══ Material for this task ══

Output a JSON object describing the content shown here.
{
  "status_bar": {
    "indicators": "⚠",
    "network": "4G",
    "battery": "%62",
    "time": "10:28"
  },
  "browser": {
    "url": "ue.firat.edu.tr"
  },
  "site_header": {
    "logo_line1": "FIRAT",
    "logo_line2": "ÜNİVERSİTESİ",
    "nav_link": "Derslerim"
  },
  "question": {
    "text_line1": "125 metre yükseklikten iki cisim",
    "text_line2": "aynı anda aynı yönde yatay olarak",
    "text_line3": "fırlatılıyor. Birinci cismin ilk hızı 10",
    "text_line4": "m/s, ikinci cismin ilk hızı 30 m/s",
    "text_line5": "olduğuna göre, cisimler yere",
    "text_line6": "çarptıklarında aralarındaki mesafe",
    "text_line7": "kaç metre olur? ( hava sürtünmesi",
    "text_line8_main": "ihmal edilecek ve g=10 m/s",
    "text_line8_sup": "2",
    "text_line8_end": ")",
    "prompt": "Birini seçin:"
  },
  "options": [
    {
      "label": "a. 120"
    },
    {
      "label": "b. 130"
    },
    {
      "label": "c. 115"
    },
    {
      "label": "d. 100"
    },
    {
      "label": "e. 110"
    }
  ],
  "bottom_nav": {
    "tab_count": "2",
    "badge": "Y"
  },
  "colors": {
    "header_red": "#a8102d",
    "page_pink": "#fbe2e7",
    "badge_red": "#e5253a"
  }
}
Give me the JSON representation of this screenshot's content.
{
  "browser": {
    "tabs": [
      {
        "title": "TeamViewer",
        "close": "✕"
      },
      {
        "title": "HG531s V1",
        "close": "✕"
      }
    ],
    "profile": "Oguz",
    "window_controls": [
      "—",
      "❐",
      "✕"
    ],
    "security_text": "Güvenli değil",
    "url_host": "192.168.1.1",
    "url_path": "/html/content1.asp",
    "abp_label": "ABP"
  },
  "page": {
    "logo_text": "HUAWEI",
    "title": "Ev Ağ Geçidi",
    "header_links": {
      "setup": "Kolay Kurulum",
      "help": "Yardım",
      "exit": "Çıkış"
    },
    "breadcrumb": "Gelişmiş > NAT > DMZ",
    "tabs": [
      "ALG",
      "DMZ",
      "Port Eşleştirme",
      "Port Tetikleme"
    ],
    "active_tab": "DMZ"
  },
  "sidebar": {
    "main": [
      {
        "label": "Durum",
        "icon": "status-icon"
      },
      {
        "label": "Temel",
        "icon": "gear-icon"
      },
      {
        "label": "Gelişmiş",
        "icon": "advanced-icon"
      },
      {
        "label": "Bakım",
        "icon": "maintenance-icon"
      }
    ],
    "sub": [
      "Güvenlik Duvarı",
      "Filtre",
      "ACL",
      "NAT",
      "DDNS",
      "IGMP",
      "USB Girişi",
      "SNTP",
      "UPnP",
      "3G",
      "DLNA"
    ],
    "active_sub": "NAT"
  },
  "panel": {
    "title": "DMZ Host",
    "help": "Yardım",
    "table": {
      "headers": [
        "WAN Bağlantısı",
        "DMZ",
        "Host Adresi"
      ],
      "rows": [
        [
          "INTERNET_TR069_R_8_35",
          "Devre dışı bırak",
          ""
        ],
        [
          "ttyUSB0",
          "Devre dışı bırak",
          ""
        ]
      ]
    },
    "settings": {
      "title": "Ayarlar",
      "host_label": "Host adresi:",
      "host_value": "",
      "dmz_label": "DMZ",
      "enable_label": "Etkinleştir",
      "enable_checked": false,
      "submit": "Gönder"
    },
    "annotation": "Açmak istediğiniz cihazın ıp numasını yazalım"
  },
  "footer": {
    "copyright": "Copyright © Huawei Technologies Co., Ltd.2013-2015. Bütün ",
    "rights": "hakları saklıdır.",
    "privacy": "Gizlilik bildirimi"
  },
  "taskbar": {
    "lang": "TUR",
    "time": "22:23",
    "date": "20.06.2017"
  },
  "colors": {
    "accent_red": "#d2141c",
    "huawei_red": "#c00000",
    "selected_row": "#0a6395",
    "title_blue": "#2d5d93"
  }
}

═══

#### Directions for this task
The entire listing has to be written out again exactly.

#### Completed task
Output a JSON object describing the content shown here.
{
  "status_bar": {
    "indicators": "⚠",
    "network": "4G",
    "battery": "%62",
    "time": "10:28"
  },
  "browser": {
    "url": "ue.firat.edu.tr"
  },
  "site_header": {
    "logo_line1": "FIRAT",
    "logo_line2": "ÜNİVERSİTESİ",
    "nav_link": "Derslerim"
  },
  "question": {
    "text_line1": "125 metre yükseklikten iki cisim",
    "text_line2": "aynı anda aynı yönde yatay olarak",
    "text_line3": "fırlatılıyor. Birinci cismin ilk hızı 10",
    "text_line4": "m/s, ikinci cismin ilk hızı 30 m/s",
    "text_line5": "olduğuna göre, cisimler yere",
    "text_line6": "çarptıklarında aralarındaki mesafe",
    "text_line7": "kaç metre olur? ( hava sürtünmesi",
    "text_line8_main": "ihmal edilecek ve g=10 m/s",
    "text_line8_sup": "2",
    "text_line8_end": ")",
    "prompt": "Birini seçin:"
  },
  "options": [
    {
      "label": "a. 120"
    },
    {
      "label": "b. 130"
    },
    {
      "label": "c. 115"
    },
    {
      "label": "d. 100"
    },
    {
      "label": "e. 110"
    }
  ],
  "bottom_nav": {
    "tab_count": "2",
    "badge": "Y"
  },
  "colors": {
    "header_red": "#a8102d",
    "page_pink": "#fbe2e7",
    "badge_red": "#e5253a"
  }
}
Give me the JSON representation of this screenshot's content.
{
  "browser": {
    "tabs": [
      {
        "title": "TeamViewer",
        "close": "✕"
      },
      {
        "title": "HG531s V1",
        "close": "✕"
      }
    ],
    "profile": "Oguz",
    "window_controls": [
      "—",
      "❐",
      "✕"
    ],
    "security_text": "Güvenli değil",
    "url_host": "192.168.1.1",
    "url_path": "/html/content1.asp",
    "abp_label": "ABP"
  },
  "page": {
    "logo_text": "HUAWEI",
    "title": "Ev Ağ Geçidi",
    "header_links": {
      "setup": "Kolay Kurulum",
      "help": "Yardım",
      "exit": "Çıkış"
    },
    "breadcrumb": "Gelişmiş > NAT > DMZ",
    "tabs": [
      "ALG",
      "DMZ",
      "Port Eşleştirme",
      "Port Tetikleme"
    ],
    "active_tab": "DMZ"
  },
  "sidebar": {
    "main": [
      {
        "label": "Durum",
        "icon": "status-icon"
      },
      {
        "label": "Temel",
        "icon": "gear-icon"
      },
      {
        "label": "Gelişmiş",
        "icon": "advanced-icon"
      },
      {
        "label": "Bakım",
        "icon": "maintenance-icon"
      }
    ],
    "sub": [
      "Güvenlik Duvarı",
      "Filtre",
      "ACL",
      "NAT",
      "DDNS",
      "IGMP",
      "USB Girişi",
      "SNTP",
      "UPnP",
      "3G",
      "DLNA"
    ],
    "active_sub": "NAT"
  },
  "panel": {
    "title": "DMZ Host",
    "help": "Yardım",
    "table": {
      "headers": [
        "WAN Bağlantısı",
        "DMZ",
        "Host Adresi"
      ],
      "rows": [
        [
          "INTERNET_TR069_R_8_35",
          "Devre dışı bırak",
          ""
        ],
        [
          "ttyUSB0",
          "Devre dışı bırak",
          ""
        ]
      ]
    },
    "settings": {
      "title": "Ayarlar",
      "host_label": "Host adresi:",
      "host_value": "",
      "dmz_label": "DMZ",
      "enable_label": "Etkinleştir",
      "enable_checked": false,
      "submit": "Gönder"
    },
    "annotation": "Açmak istediğiniz cihazın ıp numasını yazalım"
  },
  "footer": {
    "copyright": "Copyright © Huawei Technologies Co., Ltd.2013-2015. Bütün ",
    "rights": "hakları saklıdır.",
    "privacy": "Gizlilik bildirimi"
  },
  "taskbar": {
    "lang": "TUR",
    "time": "22:23",
    "date": "20.06.2017"
  },
  "colors": {
    "accent_red": "#d2141c",
    "huawei_red": "#c00000",
    "selected_row": "#0a6395",
    "title_blue": "#2d5d93"
  }
}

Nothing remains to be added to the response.